Featured Videos

from AP, Reuters, AFP, and other news services

New Dinosaur Species Found in Museum Collection

New Dinosaur Species Found in Museum Collection

Reuters - Innovations Video Online (Nov. 27, 2014) — A British palaeontologist has discovered a new species of dinosaur while studying fossils in a Canadian museum. Pentaceratops aquilonius was related to Triceratops and lived at the end of the Cretaceous Period, around 75 million years ago. Jim Drury has more. Video provided by Reuters
Powered by NewsLook.com
Classic Hollywood Memorabilia Goes Under the Hammer

Classic Hollywood Memorabilia Goes Under the Hammer
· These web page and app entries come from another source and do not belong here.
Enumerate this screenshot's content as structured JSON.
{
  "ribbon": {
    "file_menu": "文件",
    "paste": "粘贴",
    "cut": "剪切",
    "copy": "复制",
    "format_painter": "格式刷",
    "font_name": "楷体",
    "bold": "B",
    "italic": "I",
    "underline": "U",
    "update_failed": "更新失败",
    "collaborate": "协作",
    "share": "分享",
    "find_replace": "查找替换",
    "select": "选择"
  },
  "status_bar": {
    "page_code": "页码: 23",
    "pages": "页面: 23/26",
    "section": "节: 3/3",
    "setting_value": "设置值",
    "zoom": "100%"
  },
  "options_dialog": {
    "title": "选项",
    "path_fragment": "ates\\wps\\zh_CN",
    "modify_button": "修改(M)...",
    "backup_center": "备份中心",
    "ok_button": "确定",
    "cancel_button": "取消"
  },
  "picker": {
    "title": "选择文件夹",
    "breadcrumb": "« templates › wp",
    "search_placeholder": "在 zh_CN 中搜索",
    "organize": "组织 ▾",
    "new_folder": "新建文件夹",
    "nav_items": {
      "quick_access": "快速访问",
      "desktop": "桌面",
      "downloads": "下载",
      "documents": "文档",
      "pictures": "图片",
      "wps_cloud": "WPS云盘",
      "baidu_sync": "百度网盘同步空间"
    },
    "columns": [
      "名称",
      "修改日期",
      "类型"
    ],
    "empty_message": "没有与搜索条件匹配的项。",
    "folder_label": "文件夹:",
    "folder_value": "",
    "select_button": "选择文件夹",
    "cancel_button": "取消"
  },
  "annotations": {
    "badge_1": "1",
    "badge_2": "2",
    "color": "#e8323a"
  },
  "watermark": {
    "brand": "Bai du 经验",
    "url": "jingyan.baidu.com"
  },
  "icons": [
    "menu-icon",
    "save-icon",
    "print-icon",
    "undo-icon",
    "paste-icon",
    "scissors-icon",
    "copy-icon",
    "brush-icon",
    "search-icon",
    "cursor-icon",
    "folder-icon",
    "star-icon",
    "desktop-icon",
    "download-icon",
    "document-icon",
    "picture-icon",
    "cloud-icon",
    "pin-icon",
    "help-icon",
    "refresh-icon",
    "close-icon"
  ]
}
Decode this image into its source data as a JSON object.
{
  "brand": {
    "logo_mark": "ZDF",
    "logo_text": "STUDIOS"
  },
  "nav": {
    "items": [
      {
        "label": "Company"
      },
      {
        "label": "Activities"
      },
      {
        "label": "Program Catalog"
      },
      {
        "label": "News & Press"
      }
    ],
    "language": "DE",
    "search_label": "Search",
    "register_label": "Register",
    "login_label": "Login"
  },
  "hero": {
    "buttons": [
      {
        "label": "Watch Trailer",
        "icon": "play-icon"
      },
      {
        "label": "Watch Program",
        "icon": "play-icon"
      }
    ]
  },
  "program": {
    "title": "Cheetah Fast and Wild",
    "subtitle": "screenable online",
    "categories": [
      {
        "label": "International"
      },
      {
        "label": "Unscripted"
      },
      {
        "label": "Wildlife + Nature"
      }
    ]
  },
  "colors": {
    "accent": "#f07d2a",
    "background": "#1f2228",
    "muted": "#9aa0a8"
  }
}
Reuters - Entertainment Video Online (Nov. 26, 2014) — The iconic piano from "Casablanca" and the Cowardly Lion suit from "The Wizard of Oz" fetch millions at auction. Sara Hemrajani reports. Video provided by Reuters
Powered by NewsLook.com
3D Map of Antarctic Sea Ice to Shed Light on Climate Change

3D Map of Antarctic Sea Ice to Shed Light on Climate Change

Reuters - Innovations Video Online (Nov. 24, 2014) — A multinational group of scientists have released the first ever detailed, high-resolution 3-D maps of Antarctic sea ice. Using an underwater robot equipped with sonar, the researchers mapped the underside of a massive area of sea ice to gauge the impact of climate change. Ben Gruber reports. Video provided by Reuters
Powered by NewsLook.com
Ruins Thought To Be Port Actually Buried Greek City

Ruins Thought To Be Port Actually Buried Greek City

Newsy (Nov. 24, 2014) — Media is calling it an "underwater Pompeii." Researchers have found ruins off the coast of Delos. Video provided by Newsy
Powered by NewsLook.com

Search ScienceDaily

Number of stories in archives: 140,361

Find with keyword(s):
 
Enter a keyword or phrase to search ScienceDaily for related topics and research stories.

Save/Print:
Share:  

Breaking News:

Strange & Offbeat Stories

 

Plants & Animals

Earth & Climate

Fossils & Ruins

In Other News

... from NewsDaily.com

Science News

Health News

Environment News

Technology News



Save/Print:
Share:  

Free Subscriptions


Get the latest science news with ScienceDaily's free email newsletters, updated daily and weekly. Or view hourly updated newsfeeds in your RSS reader:

Get Social & Mobile


Keep up to date with the latest news from ScienceDaily via social networks and mobile apps:

Have Feedback?


Tell us what you think of ScienceDaily -- we welcome both positive and negative comments. Have any problems using the site? Questions?
Mobile iPhone Android Web
Follow Facebook Twitter Google+
Subscribe RSS Feeds Email Newsletters
Latest Headlines Health & Medicine Mind & Brain Space & Time Matter & Energy Computers & Math Plants & Animals Earth & Climate Fossils & Ruins